Turkey let Saudi officials clear evidence on Khashoggi’s murder - main opposition
The deputy chair of Turkey’s main opposition Republican People’s Party (CHP) on Thursday accused the Turkish government of ineffectively investigating the murder of Saudi journalist Jamal Khashoggi and turning a blind eye to the kingdom’s officials clearing evidence on crime scene.
Khashoggi, a vocal critic of the Saudi Crown Prince Mohammed bin Salman, was killed inside the Saudi Consulate in Istanbul on Oct. 2. Turkish authorities believe Khashoggi was killed by a 15-man Saudi squad sent from the kingdom while Saudi authorities say the men acted without authority. The journalist’s body has not been found.
UN Special Rapporteur on Extra-Judicial Executions Agnes Callamard on Wednesday shared her report into the murder, calling Khashoggi the victim of a deliberate, premeditated execution, an extrajudicial killing for which the state of Saudi Arabia.
The UN report finds from the moment of the murder, Turkey could have entered the consular building, could have taken action as regards Consul General al-Otaibi, and could have searched the consular residence and vehicles, CHP Deputy Chair Ünal Çeviköz said in a written statement.
In addition to that Turkey “also turned a blind eye on the Saudi Arabian Consular General al-Outaibi’s return to his country, did not search the consular residence although it did not enjoy immunity, and waited for the limited permission that would be provided by Saudi Arabia two weeks after the killing,” the politician said. “The AKP government simply looked on as Saudi officials cleaned up the scene of crime during this time.”
Following the murder, the Turkish government said it had audio and video recordings that detailed Khashoggi’s killing. Turkish President Recep Tayyip Erdoğan said in November that Turkey shared an audio recording with U.S. officials.

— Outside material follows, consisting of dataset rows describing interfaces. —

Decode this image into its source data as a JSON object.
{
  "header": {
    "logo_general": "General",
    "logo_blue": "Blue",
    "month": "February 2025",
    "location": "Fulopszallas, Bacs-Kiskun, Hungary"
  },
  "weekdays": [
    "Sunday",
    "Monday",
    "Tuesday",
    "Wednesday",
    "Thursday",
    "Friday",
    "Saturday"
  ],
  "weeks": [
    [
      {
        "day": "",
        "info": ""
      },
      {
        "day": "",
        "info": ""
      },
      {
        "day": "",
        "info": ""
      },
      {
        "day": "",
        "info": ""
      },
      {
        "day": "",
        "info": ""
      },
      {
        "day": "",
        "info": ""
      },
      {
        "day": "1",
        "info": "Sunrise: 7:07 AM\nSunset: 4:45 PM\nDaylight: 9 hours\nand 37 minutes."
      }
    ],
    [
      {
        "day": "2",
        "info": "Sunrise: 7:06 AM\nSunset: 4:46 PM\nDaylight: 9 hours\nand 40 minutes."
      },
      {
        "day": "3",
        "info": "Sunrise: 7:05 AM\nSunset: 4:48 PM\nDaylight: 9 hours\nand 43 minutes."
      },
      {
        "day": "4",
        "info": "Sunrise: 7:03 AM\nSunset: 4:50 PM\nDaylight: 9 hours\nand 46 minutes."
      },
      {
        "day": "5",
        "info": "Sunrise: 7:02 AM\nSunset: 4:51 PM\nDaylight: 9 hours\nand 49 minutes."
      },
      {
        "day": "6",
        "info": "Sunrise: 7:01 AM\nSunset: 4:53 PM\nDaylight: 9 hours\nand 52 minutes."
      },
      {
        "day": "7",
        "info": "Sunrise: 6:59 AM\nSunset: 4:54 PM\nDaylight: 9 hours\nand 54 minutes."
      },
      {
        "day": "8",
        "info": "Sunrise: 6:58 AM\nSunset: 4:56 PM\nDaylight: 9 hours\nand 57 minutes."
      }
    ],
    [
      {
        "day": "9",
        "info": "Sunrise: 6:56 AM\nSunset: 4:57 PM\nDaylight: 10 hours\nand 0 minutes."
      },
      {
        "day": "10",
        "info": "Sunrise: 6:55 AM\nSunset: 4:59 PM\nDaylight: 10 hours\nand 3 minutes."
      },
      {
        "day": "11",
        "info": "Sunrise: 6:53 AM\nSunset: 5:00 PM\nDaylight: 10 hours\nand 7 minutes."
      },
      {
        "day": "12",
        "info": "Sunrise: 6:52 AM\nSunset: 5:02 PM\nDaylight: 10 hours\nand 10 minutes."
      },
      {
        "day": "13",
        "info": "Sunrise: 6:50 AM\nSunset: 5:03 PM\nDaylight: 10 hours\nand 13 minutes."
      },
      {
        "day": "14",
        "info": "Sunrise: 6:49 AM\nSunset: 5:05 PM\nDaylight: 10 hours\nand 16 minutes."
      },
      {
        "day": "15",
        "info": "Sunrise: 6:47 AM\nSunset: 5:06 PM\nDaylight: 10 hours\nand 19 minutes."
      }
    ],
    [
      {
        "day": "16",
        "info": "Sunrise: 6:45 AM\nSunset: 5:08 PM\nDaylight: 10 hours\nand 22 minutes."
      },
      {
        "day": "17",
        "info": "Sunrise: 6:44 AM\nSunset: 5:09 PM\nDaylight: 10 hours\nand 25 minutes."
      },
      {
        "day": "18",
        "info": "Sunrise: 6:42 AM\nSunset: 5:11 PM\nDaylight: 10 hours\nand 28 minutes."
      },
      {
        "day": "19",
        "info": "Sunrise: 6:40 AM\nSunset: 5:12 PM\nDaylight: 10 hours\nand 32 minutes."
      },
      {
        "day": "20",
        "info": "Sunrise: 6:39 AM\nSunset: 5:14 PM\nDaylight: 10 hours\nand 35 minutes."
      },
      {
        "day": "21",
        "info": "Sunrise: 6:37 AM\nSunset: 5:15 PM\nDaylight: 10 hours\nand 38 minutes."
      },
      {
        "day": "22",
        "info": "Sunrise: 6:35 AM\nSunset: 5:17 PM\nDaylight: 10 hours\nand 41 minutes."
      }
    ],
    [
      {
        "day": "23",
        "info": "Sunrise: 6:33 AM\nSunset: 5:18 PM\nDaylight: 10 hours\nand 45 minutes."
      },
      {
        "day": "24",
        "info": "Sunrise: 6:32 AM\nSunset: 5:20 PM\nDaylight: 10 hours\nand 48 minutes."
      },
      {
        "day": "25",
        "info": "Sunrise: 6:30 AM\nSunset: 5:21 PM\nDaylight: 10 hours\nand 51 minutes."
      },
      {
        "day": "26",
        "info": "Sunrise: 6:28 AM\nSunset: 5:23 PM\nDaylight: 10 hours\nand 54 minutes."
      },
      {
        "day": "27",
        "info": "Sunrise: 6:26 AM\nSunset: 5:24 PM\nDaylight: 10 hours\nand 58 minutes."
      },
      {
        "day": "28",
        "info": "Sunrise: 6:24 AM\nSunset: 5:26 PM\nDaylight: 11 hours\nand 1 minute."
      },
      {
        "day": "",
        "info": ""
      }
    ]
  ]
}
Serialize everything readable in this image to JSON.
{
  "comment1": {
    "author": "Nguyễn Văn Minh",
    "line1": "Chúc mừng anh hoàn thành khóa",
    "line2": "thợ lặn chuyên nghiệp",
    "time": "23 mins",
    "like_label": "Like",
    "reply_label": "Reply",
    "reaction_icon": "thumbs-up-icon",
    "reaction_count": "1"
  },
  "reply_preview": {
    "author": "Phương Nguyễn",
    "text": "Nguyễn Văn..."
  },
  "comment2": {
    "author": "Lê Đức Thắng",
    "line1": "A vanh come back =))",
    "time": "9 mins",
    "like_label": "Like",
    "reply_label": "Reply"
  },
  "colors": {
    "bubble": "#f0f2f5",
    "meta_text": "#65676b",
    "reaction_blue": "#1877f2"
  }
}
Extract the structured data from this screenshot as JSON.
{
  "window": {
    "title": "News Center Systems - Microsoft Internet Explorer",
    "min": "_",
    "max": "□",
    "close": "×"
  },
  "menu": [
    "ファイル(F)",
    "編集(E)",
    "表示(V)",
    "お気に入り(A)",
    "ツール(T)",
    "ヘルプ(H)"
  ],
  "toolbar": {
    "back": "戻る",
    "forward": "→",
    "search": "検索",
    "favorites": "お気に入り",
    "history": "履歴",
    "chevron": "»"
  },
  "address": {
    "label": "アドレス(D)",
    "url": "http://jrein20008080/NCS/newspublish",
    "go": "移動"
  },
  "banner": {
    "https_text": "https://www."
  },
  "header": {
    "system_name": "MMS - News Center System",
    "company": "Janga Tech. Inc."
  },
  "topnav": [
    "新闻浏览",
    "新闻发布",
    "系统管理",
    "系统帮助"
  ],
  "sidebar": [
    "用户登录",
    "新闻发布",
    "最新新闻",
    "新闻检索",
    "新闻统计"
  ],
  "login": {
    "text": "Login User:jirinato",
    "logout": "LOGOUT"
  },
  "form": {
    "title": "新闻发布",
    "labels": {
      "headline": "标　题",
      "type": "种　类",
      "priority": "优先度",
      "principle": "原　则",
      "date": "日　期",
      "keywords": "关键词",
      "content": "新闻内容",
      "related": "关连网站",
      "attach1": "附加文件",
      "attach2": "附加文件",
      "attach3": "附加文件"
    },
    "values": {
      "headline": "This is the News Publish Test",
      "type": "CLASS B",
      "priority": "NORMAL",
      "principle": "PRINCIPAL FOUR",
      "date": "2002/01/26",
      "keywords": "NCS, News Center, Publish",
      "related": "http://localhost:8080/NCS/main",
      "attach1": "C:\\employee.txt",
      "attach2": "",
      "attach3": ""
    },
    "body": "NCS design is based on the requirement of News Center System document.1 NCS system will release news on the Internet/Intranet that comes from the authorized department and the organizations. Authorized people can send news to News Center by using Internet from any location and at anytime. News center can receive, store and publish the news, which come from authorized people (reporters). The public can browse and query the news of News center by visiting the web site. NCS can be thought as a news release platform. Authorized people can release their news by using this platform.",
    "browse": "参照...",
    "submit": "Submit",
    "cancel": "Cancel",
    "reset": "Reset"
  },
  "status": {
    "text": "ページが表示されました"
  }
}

“Furthermore, it is remarkable that the UN rapporteur states that her review of audio recordings was limited as the Turkish authorities did not provide the opportunity for a detailed review of audio recordings by the UN delegation,” Çeviköz said.
According to Çeviköz, Callamard’s report said Erdoğan’s public statements impacted the independence of the investigation and that Turkey feared retaliation by Saudi Arabia.
Moreover, the UN report argues that the imprisonment of journalists in Turkey and restrictions on freedom of expression weakened Turkey’s accountability.
“Failing to fulfil its responsibilities on this issue up until now, the AKP government must now start taking the necessary steps by first officially requesting the United Nations Secretary General to investigate the event,” Çeviköz said.